refers to someone who benefits from resources, goods, or services without
paying for the cost of the benefit. ... Free
riding may be considered as a free rider problem when it leads to
under-provision of goods or services, or when it leads to overuse or
degradation of a common property resource. ... Some
individuals in a team or community may reduce their contributions or
performance if they believe that one or more other members of the group may
free ride." Wikipedia.
Reference, A. (1989). This is a
reference to the document you are holding. In D. Crookall (Ed.).
Guide for authors (pp. 000-000). Warri, Nigeria: S&G Editorial
Reference, T. (1990).
References should flow on after text and notes: See elsewhere in this Guide
for exact format. Mimeo.
Put references here that you have
not cited in the body of your text, but which you think may be useful to
Lea R. Ning has been hooked on games for
many a year. At this point write a short bio-statement, which might
include any of the following (or other) items: degrees, recent
publications and simulation/games designed, current research, training,

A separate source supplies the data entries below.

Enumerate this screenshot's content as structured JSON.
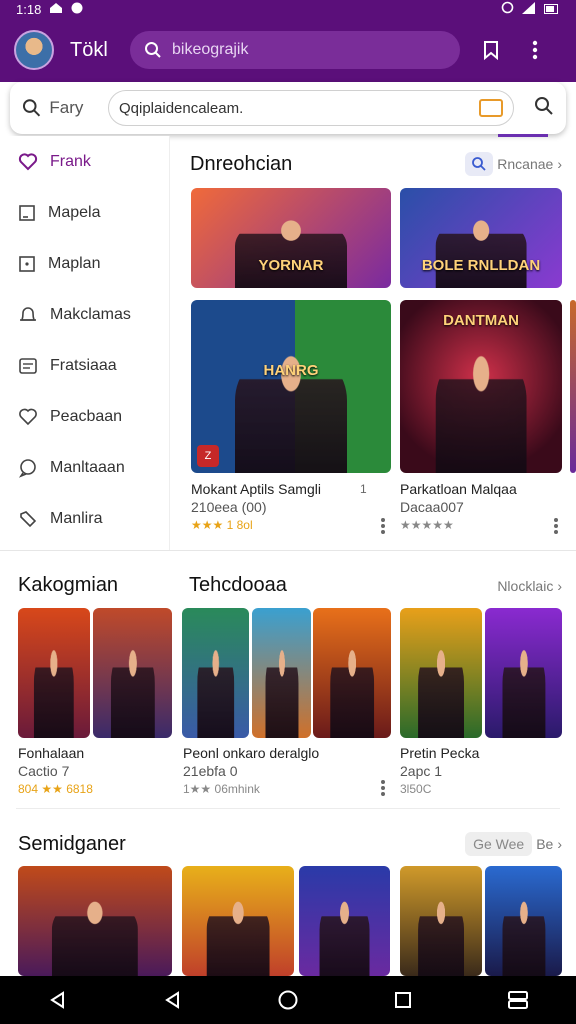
{
  "status_bar": {
    "time": "1:18"
  },
  "app_bar": {
    "title": "Tökl",
    "search_placeholder": "bikeograjik"
  },
  "search_card": {
    "label": "Fary",
    "query": "Qqiplaidencaleam."
  },
  "sidebar": {
    "items": [
      {
        "label": "Frank",
        "icon": "heart-tag-icon"
      },
      {
        "label": "Mapela",
        "icon": "square-icon"
      },
      {
        "label": "Maplan",
        "icon": "square-dot-icon"
      },
      {
        "label": "Makclamas",
        "icon": "bell-icon"
      },
      {
        "label": "Fratsiaaa",
        "icon": "id-card-icon"
      },
      {
        "label": "Peacbaan",
        "icon": "heart-icon"
      },
      {
        "label": "Manltaaan",
        "icon": "chat-icon"
      },
      {
        "label": "Manlira",
        "icon": "tag-icon"
      }
    ]
  },
  "featured": {
    "title": "Dnreohcian",
    "link": "Rncanae",
    "tiles": [
      {
        "caption": "YORNAR",
        "colors": [
          "#f06a3a",
          "#7a2aa0"
        ]
      },
      {
        "caption": "BOLE RNLLDAN",
        "colors": [
          "#2a4fa8",
          "#8a3ad0"
        ]
      },
      {
        "caption": "HANRG",
        "colors": [
          "#1c4a8c",
          "#2b8a3a"
        ]
      },
      {
        "caption": "DANTMAN",
        "colors": [
          "#9a1a2a",
          "#3a0a1a"
        ]
      }
    ],
    "items": [
      {
        "title": "Mokant Aptils Samgli",
        "sub": "210eea (00)",
        "rating": "★★★ 1 8ol",
        "count": "1"
      },
      {
        "title": "Parkatloan Malqaa",
        "sub": "Dacaa007",
        "rating": "★★★★★"
      }
    ]
  },
  "row2": {
    "left_title": "Kakogmian",
    "title": "Tehcdooaa",
    "link": "Nlocklaic",
    "items": [
      {
        "title": "Fonhalaan",
        "sub": "Cactio 7",
        "rating": "804 ★★ 6818"
      },
      {
        "title": "Peonl onkaro deralglo",
        "sub": "21ebfa 0",
        "rating": "1★★ 06mhink"
      },
      {
        "title": "Pretin Pecka",
        "sub": "2apc 1",
        "rating": "3l50C"
      }
    ]
  },
  "row3": {
    "title": "Semidganer",
    "chip": "Ge Wee",
    "link": "Be"
  }
}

personal interests, activities, association responsibilities, noteworthy
accomplishments, a favorite short quote. Contact: firstname.lastname@example.org;
Sim Ulation likes paddling games and has
written the world's all-time best-seller on the subject, called New
Games for Old Paddlers. Bio-statements should be no longer than 60 words, per author. Start a
new paragraph for each author. Do not use titles, but mention (if
you must) key degrees. Contact: email@example.com; http://www.there.me/site.
Indicate email address. Web sites are optional.
Only mention URLs if they are reasonably short.
Start the bio statement with FirstName
and Name, not Dr, Prof or other title. If you must include such, then use this
Sim Ulation (PhD, U of Play, Gameland), is associate
professor at the University of Play. He has played many games ...
The total maximum length
for each bio
is 60 words,
as measured in the Word properties-statistics tab.
the above address pattern exactly. Do not abbreviate street,
road, etc. Always include the country. Telephone
and fax numbers: in the above format and wording (include country code as
+NN). Use format of originating country; for USA, use
+1 123-456-7890 format.
APPENDIX 1: With a
This starts on a new page. Organize
and write appendices so that, stylistically and presentation-wise, they fit
well with the rest of the article. Appendices are referred to by number
in the main text and carry a short title. If there is only one
appendix, omit the number.
That is the end of the example of a final
manuscript. For more details on each of the above elements, consult the
ms mechanics section, and the